Altruism. True and selfless altruism--doing something for someone without expecting to get anything in return--is rare. Instead, says sociobiology, we mostly practice "reciprocal altruism," doing something for somebody because we know that when the time comes the favor will be returned: "You scratch my back, I'll scratch yours." We also practice "kin selection," helping people related to us. In evolutionary terms, doing a favor for a relative is actually a selfish act: By promoting the welfare of our relatives, we're promoting genes that are at least partly ours.
By explaining away our moral impulses as selfish attempts to maximize reproductive success, does evolutionary psychology undermine our religious and moral values? Not really, and here's why.
Heredity isn't destiny. Sex-crazed males and money-loving females probably does describe how we are naturally--emphasis on naturally. But being genetically predisposed to act a certain way doesn't mean we have to act that way. Unlike other animals, whose behavior is inflexible because it's driven mostly by instinct, human beings are blessed with reason and the ability to contemplate decisions before making them. We can establish social conventions or individual moral standards that cause us to love our partners solely for the sake of love, practice charity solely for the sake of virtue, and so on. Sorry, guys: Evolutionary psychology does not say it's OK for you to have lots of sex without commitment. It says men are born inclined to do this--but we can say they ought to rise above the inclination.

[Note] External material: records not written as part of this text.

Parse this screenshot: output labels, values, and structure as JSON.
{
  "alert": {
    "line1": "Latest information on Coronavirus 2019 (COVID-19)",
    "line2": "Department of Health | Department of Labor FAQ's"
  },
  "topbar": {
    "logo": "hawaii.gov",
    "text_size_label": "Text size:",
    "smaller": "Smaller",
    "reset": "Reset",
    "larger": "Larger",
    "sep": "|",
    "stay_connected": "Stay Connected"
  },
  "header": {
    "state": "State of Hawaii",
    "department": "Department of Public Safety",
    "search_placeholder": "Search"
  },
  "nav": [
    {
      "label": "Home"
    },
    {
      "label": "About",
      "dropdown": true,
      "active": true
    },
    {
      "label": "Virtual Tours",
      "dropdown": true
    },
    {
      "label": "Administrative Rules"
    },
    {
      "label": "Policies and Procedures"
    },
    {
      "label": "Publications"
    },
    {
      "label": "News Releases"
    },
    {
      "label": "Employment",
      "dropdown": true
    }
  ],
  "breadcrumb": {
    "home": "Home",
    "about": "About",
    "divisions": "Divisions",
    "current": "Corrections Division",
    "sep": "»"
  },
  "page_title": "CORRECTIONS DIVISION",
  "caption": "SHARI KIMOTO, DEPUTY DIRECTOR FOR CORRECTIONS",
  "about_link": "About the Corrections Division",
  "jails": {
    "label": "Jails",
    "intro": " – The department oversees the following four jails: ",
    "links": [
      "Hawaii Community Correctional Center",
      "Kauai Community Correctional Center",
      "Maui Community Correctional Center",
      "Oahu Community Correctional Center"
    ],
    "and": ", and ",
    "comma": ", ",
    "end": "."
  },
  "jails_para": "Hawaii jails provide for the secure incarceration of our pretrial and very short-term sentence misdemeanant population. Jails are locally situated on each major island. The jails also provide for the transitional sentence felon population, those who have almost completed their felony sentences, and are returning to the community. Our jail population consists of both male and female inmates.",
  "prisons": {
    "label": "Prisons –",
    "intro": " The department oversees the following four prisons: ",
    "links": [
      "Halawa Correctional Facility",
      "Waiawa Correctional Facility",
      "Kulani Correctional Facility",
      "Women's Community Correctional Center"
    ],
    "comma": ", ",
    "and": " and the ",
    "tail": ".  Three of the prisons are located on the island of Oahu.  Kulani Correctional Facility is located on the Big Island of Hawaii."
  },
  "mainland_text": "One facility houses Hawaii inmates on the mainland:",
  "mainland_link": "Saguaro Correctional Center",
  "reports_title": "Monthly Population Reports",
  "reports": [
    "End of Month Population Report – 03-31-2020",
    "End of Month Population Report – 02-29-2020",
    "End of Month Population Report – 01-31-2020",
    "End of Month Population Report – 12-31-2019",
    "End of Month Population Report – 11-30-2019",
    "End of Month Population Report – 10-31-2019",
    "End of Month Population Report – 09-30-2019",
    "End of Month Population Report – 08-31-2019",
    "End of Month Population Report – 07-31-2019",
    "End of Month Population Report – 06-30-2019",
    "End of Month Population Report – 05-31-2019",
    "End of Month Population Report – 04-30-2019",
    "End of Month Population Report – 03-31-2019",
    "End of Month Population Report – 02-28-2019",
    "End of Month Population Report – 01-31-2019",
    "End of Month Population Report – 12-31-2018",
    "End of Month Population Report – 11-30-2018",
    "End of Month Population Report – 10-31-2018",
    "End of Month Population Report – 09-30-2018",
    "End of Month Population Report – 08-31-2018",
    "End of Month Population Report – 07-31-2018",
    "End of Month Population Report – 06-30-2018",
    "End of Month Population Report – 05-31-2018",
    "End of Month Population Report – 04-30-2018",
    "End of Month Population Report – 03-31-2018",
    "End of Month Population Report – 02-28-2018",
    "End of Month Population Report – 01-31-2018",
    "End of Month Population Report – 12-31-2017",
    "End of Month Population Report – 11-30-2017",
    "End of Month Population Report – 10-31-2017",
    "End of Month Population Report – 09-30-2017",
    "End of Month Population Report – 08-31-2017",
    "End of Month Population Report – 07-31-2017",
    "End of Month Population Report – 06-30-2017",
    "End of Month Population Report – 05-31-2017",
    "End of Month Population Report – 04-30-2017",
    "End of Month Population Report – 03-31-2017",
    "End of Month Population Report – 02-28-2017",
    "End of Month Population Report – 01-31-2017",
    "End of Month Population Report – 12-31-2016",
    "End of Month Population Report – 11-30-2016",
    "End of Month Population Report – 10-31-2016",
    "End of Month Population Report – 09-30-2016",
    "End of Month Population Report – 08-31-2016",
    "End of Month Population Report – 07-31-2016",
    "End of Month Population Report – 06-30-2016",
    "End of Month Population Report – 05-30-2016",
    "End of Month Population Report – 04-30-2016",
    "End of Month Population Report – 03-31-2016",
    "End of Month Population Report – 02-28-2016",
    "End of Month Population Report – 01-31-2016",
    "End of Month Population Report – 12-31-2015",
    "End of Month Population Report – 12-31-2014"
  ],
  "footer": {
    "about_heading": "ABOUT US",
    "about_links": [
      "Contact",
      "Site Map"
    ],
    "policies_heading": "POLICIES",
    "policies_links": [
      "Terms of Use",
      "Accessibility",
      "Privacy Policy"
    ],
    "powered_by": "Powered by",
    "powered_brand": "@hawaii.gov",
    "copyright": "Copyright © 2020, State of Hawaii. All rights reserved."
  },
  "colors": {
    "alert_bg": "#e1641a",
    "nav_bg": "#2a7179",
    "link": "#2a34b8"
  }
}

Religion elevates us above our instincts. As Robert Wright points out in his excellent 1994 book, "The Moral Animal," one of the functions of religion is to raise people above their evolutionary nature. Buddha, for instance, advised his followers to ignore physical urges and material gain and strive for the extinction of desire. Hinduism's Bhagavad Gita exhorts men to "abandon desires." Ecclesiastes says, "Better is the sight of the eyes than the wandering of the desire." And Jesus said, "Take no thought for your life, what ye shall eat, or what ye shall drink; nor yet for your body, what ye shall put on." It's a theme common to almost every religion: Of course we have animal desires, but we'll be better if we strive to rise above them.
Understanding our evolutionary selves can make us better. Having a grasp of human nature, and the hidden selfishness involved in many of the things we do, can help us be less selfish. If you realize that when giving blood, you may subconsciously be doing it for the wrong reasons--then do it for the right reasons. Be suspicious of your own motivations and try to work against your innate moral biases. Give blood and don't wear the sticker. Do something nice that won't be reciprocated. Help people who won't help you back--and keep it a secret as the Bible advises: "lend expecting nothing in return." Give to charity anonymously. By understanding the innate bases for many of our desires, we can work to be better than the sum of our instincts. Genes aren't destiny, and sociobiology does not rob us of our higher selves.